Lansing Health officials are working with area hospitals to figure out the health status of hundreds of patients after they could have been in contact with Tuberculosis. This after one healthcare worker was diagnosed with TB. The worker was in contact with about 560 patients.
The Michigan Department of Community Health released this statement saying:
The Michigan Department of Community Health (MDCH) and the Detroit Department of Health and Wellness Promotion (DHWP) have been collaboratively working with four Detroit healthcare facilities to determine the health status of patients and staff who have been identified as being in close contact with a healthcare worker recently diagnosed with tuberculosis (TB) disease. The healthcare worker, who unknowingly was ill with TB at the time, worked in multiple hospitals in the Detroit area, and was in contact with about 560 patients that received dental care between Aug. 1, 2013 to Dec. 17, 2013.
The worker is currently receiving treatment and is not working at this time. Patients and staff that may have been exposed have already been notified and encouraged to obtain testing. Those who have not received a notification letter identifying them as someone who has been in close contact with the identified individual, but still have concerns, may contact the facilities directly. The likelihood of additional employees being infected is very low as they are required to have an annual TB test as part of the hospitals’ patient/employee safety measures.
TB is a treatable bacterial disease that can be serious and is spread through the air from one person to another. There are two forms of TB: TB infection, where people have the TB bacteria in their bodies but are not sick, and TB disease, where the bacteria multiply and cause people to become sick. In 2012, the Centers for Disease Control and Prevention reported 9,945 new cases of TB disease in the United States, of which 149 cases were reported from Michigan.

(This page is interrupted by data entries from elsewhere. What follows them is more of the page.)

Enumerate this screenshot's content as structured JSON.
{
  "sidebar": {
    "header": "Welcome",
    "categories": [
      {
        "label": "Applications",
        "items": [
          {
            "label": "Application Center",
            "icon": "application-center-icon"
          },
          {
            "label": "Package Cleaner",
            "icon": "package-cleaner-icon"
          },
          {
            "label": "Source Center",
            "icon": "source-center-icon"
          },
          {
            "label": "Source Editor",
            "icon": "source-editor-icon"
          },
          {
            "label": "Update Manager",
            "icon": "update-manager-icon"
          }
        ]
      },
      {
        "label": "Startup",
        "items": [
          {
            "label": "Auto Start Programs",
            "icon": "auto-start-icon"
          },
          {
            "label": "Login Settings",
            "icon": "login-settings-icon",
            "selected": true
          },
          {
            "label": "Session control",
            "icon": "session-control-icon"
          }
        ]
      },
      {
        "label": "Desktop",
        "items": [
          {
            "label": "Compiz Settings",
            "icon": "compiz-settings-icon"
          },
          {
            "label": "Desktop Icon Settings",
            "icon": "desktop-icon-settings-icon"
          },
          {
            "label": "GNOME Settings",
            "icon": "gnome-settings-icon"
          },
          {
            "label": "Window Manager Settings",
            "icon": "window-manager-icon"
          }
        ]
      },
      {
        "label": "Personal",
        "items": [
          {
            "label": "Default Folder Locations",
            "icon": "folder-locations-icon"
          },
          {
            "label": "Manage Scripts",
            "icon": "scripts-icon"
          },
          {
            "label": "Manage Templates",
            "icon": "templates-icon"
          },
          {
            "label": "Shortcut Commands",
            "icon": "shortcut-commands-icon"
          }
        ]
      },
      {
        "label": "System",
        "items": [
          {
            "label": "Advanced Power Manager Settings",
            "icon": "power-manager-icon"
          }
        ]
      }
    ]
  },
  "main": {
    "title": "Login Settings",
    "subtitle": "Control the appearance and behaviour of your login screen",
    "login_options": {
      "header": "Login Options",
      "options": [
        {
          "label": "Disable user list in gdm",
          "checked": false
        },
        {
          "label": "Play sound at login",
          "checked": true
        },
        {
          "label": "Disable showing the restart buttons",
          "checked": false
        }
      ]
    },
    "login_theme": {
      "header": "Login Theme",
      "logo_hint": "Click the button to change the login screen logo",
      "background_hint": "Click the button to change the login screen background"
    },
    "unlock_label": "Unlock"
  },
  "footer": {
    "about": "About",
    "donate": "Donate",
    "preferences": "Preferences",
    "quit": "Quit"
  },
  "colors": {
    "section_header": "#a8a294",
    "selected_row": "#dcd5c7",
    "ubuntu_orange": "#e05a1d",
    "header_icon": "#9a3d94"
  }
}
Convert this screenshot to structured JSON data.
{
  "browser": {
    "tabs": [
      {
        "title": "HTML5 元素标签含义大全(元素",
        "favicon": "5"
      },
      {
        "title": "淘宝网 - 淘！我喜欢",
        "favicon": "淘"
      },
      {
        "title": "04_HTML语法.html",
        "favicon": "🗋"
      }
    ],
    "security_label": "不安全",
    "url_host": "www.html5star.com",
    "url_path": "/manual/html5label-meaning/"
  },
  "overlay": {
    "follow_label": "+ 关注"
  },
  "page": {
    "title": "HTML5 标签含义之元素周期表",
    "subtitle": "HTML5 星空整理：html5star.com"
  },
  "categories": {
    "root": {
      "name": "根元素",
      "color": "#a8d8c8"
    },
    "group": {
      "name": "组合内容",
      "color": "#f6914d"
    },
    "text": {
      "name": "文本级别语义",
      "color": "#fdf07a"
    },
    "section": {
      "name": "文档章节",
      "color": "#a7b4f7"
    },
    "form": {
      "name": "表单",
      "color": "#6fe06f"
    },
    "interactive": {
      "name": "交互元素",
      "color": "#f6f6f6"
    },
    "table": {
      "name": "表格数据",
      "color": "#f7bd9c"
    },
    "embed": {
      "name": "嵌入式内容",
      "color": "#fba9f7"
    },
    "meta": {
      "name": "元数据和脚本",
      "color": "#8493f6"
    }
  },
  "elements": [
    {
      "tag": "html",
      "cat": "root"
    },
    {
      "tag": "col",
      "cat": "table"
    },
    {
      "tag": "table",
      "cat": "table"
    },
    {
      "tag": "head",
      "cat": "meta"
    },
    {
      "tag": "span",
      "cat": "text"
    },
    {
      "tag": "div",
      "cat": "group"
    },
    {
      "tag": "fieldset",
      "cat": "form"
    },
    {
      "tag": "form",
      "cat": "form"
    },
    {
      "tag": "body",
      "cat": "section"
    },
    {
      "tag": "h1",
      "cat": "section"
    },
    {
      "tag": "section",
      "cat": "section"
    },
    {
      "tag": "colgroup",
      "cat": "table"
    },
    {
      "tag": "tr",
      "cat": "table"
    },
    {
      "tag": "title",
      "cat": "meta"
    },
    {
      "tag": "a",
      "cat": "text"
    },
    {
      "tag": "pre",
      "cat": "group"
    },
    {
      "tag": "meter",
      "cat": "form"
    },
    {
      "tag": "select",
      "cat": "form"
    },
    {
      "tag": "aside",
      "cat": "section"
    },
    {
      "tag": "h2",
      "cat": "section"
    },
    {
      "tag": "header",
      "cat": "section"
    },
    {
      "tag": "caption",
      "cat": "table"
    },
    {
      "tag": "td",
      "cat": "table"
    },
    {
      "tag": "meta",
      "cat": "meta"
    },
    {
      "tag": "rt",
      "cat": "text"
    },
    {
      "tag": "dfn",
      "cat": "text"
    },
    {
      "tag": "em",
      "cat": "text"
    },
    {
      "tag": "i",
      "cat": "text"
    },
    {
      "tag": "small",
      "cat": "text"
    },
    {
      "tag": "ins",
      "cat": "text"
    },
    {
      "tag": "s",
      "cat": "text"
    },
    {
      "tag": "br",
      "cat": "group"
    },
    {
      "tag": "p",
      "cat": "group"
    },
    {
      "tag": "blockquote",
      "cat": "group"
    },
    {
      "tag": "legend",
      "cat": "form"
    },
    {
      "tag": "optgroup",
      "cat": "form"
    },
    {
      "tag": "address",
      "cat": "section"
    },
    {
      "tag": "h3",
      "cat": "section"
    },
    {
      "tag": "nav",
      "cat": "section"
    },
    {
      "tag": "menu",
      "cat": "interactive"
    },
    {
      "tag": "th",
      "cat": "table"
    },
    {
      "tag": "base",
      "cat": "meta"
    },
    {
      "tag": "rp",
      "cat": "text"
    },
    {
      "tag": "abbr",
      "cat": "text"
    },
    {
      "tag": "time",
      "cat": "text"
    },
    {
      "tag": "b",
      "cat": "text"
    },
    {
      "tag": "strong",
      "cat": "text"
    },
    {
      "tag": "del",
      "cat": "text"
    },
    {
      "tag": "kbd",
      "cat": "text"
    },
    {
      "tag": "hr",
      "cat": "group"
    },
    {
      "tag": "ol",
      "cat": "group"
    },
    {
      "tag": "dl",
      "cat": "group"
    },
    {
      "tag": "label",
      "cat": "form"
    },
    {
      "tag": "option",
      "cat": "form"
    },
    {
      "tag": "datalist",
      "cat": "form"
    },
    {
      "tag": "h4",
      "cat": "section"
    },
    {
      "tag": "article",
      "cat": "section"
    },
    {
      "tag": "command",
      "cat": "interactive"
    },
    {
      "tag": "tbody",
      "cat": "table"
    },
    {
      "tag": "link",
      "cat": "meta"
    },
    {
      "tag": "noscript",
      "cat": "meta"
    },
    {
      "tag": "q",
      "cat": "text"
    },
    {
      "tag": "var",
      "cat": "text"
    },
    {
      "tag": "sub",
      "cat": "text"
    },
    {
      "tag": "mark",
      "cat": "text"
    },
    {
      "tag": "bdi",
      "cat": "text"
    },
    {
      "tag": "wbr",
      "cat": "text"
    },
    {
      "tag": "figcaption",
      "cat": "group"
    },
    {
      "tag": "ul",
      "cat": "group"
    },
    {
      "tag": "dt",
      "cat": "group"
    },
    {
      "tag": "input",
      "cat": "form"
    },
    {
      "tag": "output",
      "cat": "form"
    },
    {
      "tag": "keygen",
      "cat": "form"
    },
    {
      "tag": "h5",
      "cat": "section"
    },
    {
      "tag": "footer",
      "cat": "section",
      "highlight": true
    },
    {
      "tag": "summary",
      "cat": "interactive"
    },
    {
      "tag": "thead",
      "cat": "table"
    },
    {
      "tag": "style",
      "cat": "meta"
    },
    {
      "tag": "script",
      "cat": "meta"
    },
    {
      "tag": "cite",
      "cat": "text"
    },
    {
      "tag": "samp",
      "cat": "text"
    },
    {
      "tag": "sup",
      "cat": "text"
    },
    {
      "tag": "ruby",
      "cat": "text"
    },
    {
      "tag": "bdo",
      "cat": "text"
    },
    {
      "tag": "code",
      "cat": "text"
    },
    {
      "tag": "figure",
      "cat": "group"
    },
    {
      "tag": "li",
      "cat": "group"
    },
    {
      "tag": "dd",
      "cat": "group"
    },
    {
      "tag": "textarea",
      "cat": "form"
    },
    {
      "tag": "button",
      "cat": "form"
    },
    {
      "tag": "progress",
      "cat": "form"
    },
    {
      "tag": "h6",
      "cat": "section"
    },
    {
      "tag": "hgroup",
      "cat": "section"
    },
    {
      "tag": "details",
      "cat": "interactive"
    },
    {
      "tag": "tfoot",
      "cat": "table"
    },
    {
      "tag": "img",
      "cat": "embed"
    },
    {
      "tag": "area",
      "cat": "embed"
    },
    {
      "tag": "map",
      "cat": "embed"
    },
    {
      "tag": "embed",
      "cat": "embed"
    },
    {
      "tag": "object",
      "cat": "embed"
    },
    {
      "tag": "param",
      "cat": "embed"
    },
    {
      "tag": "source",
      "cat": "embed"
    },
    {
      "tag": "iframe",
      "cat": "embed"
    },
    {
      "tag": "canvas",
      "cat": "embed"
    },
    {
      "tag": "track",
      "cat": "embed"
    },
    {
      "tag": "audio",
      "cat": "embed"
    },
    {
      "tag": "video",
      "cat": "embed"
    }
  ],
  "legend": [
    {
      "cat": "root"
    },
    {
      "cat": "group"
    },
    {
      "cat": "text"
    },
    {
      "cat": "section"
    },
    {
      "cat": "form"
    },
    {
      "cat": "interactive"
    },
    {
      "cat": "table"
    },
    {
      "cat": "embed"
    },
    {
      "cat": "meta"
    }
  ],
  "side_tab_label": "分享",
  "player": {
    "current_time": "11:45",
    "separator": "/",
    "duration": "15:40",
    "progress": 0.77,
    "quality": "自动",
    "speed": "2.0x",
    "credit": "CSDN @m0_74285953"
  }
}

Not everyone who is exposed to TB will be infected, and many people who have TB infection never develop TB disease. However, those who do develop disease can spread the bacteria to other people, and it is important to identify those who may be at risk so that they can receive treatment to prevent the disease from developing. There are two types of test for TB infection, a skin test or a blood test. Both tests are simple, will be administered by the respective hospital at no cost to the patient, and results are available within a few days.
The identified Detroit healthcare facilities and contact information for patients include:
Detroit Medical Center (888) 362-2500
Henry Ford Hospital (313) 874-7733
University of Detroit Mercy School of Dentistry (888) 362-250
MDCH will continue to work with all identified facilities in Michigan and will provide updates to this information as it becomes available. For questions and information about tuberculosis, please visitwww.michigan.gov/tb or www.cdc.gov/tb.